Lemon Buttercream

Yield: about 6 cups
Recipe: 36/200
“Back to Baking”, pp. 181

    I really enjoy buttercream. Used to frost cakes, cupcakes or even to separate and fill the layers in a cake, it is both sweet and rich. Nonetheless, I have only ever made vanilla or chocolate buttercream, with slight variations at times. Lemon buttercream was a first for me. More than that, it was the first time I made buttercream with egg whites as opposed to butter and icing sugar. I was so unsure about the ingredients that I double-, no triple-, checked the ingredients and instructions to make sure that it was indeed a recipe for buttercream composed of plain white sugar and egg whites. Suffice it to say I had my doubts.

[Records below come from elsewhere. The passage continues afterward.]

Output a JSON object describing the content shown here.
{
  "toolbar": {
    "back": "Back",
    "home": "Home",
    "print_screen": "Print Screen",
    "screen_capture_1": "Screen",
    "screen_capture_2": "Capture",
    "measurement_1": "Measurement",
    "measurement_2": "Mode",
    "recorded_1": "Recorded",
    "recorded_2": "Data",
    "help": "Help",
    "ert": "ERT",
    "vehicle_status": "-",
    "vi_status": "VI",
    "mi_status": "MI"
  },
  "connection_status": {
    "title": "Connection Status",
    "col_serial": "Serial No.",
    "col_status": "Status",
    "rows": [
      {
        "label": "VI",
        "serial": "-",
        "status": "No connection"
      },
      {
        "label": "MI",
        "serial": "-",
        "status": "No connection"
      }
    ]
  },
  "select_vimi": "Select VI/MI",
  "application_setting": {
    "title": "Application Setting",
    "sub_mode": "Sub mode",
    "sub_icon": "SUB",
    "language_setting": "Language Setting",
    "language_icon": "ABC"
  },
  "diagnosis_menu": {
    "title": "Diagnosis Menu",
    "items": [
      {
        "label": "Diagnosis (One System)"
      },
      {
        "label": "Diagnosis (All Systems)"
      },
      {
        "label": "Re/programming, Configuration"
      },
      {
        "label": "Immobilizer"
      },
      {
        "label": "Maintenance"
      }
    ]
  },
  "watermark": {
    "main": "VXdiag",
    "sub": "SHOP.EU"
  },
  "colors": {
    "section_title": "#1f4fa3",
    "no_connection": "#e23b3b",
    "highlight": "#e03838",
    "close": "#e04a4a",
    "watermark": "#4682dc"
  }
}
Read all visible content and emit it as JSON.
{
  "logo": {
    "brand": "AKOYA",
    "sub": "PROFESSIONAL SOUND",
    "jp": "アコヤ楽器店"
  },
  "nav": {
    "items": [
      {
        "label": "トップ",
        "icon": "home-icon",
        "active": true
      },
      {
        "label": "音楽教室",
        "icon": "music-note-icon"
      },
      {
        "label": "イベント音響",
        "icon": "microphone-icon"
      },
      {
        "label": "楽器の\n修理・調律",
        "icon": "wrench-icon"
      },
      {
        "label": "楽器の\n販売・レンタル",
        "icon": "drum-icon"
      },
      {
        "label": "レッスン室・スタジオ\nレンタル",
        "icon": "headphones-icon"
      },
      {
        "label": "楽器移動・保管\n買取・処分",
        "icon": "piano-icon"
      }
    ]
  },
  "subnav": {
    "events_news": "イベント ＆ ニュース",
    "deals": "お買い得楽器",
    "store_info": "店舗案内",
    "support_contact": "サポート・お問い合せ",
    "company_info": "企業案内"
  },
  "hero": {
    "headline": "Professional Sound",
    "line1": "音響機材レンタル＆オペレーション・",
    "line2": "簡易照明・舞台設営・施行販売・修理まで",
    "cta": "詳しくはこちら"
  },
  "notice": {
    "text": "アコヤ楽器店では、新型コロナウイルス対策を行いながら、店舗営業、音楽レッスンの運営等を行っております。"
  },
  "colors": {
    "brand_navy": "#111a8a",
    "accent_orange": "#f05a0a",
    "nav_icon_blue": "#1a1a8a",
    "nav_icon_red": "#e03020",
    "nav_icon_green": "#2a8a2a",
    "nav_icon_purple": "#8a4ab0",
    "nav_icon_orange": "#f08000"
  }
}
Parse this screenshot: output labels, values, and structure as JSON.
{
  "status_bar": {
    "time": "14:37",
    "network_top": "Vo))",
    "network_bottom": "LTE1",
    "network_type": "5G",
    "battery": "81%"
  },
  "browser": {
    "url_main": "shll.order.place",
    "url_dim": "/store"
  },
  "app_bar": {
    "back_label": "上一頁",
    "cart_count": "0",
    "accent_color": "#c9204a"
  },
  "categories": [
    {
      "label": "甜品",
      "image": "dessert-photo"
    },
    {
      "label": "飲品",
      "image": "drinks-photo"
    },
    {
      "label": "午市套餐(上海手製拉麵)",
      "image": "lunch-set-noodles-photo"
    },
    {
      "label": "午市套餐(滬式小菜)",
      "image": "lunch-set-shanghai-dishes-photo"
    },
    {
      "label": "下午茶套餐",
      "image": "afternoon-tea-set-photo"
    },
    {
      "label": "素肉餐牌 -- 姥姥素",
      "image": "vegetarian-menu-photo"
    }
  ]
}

However, this recipe was in Anna’s cookbook, book that never fails me, so of course I knew it must be delicious and doable.


  • 1 1/2 cups sugar
  • 6 egg whites
  • 2 1/4 cups unsalted butter, at room temperature
  • 1/3 cup fresh lemon juice
  • 1 1/2 teaspoons vanilla extract

    I don’t know what happened or at what step I could have made a mistake, but even though I followed the instructions to the letter (in my opinion), it was a total disaster. In all my baking experience and baking mistakes, never had a recipe been so disastrous for me. The buttercream was as liquid as a potage. After whisking for a long time and not seeing a difference in consistency, I added, in desperation and in a last-ditch attempt to thicken the buttercream, what seems to be about 4 cups of icing sugar. Probably not the best move. The consistency did not change but the buttercream was now much sweeter. Being tired and having no other option, I decided to try anyways to pour the buttercream on the cake.

    As I should have expected, the buttercream covered the whole cake, then went on to cover the plate it was sitting on, the table, and part of a chair. It just would not stop. I put the buttercream-covered cake in the fridge to chill and hoped (almost prayed) that it would solidify. Such a ridiculous attempt at making buttercream with sugar and egg whites has left me no less then flabbergasted and a bit embarrassed, I must add, as I am sure than many a baker has successfully made egg-white-based buttercream. I will no doubt repeat this recipe to try to understand what I could have done wrong. Mostly, I just need to prove to myself that I can actually do it.


  1. In a large metal bowl, whisk together the sugar and egg whites until well combined.
  2. Place the bowl over a pot of simmering water and whisk by hand until the sugar has dissolved and the mixture is hot, about 3 minutes. Remove from heat.
  3. Using a stand or hand mixer, whip the mixture until it has cooled to room temperature, about 6 minutes. Note that the egg whites will have more than doubled in size.
  4. While beating, add the butter a little at a time, and mix until homogenous.
  5. Add the lemon juice and vanilla extract and beat until the buttercream is smooth and fluffy. The frosting is best used at room temperature, but can be stored in the fridge.